Olson exceeded the expectations in her job performance and leadership by strategically managing the annual ministry plan for the chapel, overseeing the chapel appropriated funds, six contracts, and all Chapel resiliency events. In addition, she was involved in the wing as the Group 5/6 Treasurer, and as a Sunday school teacher both downtown and on-base.

Before becoming the chaplain assistant she is today, Olson began her career on a different path.

"Back in 2006, I was reading a newspaper and saw the tally of how many people we lost in the war," Olson said. "It sparked a conversation in our household about the war, about service and patriotism. It ended up being this passionate argument between me and family about how important it is to serve.

It was then that Olson considered joining the armed forces.

"I wanted to be a part of something bigger than myself," Olson said. "At the Military Entrance Processing Station they told me what they currently needed was security forces and ammo, so I sent a prayer. I flipped a coin and said 'ok, if it's heads I'll take ammo, if it's tails I'll wait for something else to come up;' I had full faith and trust that whatever happened is good."

She enlisted in the 5th Maintenance Group as a munitions systems apprentice and enjoyed it because it was an exciting adventure. She said it's something she wouldn't have pursued on her own.

Eventually, Olson was presented with the opportunity to be a victim advocate, she was eager to help people. This is where it started for her - when she realized it was time for a change.

As a victim advocate, Olson discovered this was what she wanted to do full time, not only for victims of sexual assault but for everybody from every walk of life. After six years as an ammo troop, she began retraining into the chaplain assistant career field.

"I saw it and thought 'this is a job!? You mean what I've been yearning for in my heart with the desire from victim advocacy is a full time job!? Sign me up!'" she said excitedly.

Olson arrived at Ellsworth in January 2013, and her first year as a chaplain assistant shocked her. She felt she still didn't know the Air Force and made an effort to re-adjust. She added taking a step back helped show the big picture of how it all comes together.

"She knows the world of maintenance, she knows the ammo world, and she knows Airmen and their various jobs beyond just being a chaplain's assistant," said Chap. (Maj.) David Knight, 28th BW chaplain. "She has that broad perspective.
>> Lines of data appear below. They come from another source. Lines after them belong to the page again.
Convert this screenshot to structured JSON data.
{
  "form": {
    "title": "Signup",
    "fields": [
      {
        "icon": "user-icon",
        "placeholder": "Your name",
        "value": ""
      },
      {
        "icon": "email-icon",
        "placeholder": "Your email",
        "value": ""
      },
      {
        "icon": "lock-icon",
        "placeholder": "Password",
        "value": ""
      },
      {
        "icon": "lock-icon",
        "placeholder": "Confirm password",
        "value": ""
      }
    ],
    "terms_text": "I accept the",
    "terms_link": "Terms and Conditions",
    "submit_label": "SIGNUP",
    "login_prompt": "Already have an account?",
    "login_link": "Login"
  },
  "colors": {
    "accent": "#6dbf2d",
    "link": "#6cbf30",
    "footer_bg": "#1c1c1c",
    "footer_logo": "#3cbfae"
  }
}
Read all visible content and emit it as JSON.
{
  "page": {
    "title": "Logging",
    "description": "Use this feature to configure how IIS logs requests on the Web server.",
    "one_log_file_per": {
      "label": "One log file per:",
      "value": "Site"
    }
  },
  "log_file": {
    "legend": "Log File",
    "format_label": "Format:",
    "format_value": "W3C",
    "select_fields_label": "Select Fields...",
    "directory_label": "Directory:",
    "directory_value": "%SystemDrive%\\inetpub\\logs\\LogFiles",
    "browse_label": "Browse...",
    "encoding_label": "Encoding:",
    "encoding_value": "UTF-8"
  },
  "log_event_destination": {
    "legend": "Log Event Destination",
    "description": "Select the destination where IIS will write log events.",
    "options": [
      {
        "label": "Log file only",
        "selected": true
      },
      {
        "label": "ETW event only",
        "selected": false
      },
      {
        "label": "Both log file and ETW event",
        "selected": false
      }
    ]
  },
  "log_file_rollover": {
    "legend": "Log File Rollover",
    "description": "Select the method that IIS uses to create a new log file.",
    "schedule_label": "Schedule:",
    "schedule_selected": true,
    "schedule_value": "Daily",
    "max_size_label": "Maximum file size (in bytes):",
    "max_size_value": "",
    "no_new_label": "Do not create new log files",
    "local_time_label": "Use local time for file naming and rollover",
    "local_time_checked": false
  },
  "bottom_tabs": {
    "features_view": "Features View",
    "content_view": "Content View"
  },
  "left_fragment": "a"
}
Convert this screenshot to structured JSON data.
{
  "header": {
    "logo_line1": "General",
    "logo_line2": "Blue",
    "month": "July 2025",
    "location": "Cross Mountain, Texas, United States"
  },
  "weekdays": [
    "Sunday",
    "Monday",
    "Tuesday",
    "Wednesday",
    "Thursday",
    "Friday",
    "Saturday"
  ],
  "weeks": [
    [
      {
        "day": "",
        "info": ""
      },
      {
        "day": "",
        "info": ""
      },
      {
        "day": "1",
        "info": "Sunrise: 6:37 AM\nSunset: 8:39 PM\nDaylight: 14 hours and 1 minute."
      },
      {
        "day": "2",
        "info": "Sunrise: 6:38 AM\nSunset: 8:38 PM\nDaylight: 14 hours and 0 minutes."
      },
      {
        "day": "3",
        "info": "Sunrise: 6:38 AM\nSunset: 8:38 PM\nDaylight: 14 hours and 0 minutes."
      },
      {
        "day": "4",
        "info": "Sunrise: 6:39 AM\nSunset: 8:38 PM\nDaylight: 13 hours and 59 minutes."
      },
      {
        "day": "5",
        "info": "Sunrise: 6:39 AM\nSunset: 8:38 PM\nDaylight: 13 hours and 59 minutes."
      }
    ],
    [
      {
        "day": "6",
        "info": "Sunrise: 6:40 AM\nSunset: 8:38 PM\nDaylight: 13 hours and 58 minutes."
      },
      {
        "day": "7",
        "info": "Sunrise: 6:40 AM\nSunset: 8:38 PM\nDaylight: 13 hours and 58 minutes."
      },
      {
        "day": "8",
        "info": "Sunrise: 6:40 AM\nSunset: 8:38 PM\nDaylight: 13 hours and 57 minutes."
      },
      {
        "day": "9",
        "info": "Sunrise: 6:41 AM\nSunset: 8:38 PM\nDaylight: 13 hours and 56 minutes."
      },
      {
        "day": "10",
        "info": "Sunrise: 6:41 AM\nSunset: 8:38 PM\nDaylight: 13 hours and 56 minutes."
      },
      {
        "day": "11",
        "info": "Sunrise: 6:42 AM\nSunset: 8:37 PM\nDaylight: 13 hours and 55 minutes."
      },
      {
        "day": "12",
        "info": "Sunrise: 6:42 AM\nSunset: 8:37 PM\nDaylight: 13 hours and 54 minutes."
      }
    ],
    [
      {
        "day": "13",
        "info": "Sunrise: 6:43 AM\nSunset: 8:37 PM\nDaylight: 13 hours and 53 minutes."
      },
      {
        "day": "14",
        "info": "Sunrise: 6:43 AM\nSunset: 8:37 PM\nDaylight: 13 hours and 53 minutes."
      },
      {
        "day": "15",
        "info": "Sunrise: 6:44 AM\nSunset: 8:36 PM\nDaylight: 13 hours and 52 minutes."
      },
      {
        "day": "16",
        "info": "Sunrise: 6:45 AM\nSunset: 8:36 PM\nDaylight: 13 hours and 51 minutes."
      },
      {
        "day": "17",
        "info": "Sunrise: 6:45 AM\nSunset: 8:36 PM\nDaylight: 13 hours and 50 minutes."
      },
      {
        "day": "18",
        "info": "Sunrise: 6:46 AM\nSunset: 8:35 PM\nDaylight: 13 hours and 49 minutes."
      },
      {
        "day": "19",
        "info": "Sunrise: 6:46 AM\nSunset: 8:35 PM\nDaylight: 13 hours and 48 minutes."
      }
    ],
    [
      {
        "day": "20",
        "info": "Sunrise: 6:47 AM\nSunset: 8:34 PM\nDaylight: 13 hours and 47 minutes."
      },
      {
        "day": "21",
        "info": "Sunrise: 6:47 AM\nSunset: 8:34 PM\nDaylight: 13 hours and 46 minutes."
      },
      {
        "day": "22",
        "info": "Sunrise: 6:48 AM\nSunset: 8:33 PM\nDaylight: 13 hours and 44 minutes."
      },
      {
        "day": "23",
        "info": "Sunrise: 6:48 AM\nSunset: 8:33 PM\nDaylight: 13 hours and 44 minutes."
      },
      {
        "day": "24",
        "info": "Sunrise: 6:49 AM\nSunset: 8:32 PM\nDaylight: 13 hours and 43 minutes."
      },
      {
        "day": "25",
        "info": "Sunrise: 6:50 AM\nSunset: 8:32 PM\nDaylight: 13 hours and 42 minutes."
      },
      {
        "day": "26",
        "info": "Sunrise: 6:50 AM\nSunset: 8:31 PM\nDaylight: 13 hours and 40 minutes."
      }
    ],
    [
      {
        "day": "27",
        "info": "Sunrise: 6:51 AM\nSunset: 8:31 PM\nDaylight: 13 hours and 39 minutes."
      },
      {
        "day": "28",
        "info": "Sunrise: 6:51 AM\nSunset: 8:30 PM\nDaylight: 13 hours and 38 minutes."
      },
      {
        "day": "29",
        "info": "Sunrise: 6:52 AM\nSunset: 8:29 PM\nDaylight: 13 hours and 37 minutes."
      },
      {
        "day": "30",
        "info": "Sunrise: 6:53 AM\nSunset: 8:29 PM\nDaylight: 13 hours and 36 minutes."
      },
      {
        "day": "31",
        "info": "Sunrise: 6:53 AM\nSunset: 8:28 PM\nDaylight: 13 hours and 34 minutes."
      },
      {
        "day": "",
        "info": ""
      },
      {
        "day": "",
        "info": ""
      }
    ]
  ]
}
It's evident that she wants to do the right thing even when no one is looking, which to me that's what integrity is."

Olson stated when someone comes in she doesn't focus on their background. She added that whether you're a colonel, an Airman 1st Class, a Buddhist, a Mormon, she doesn't discriminate, she only cares for the individual, for who they are and for their spirit.

"People come to the chapel at the highs and lows of life, and we want you to know us and be comfortable with us in all seasons of your life," Olson said.

Olson emphasized in working with Airmen, you realize it's not about you; it's about how you interact with others, and how everyone interacts together to form the base.

"This position has created a deep desire for me to lead now, seeing that this is my great passion," Olson stated. "I want to be a reliable, trustworthy woman of integrity to lead other chaplain assistants and chapel teams in the Air Force and make the chapel corps a stronger one so that Airmen across the Air Force are provided for."

"I foresee that she, whether she falls on the officer side of the house or whether she stays enlisted, is going to be a senior leader someday in our Air Force," Edison said.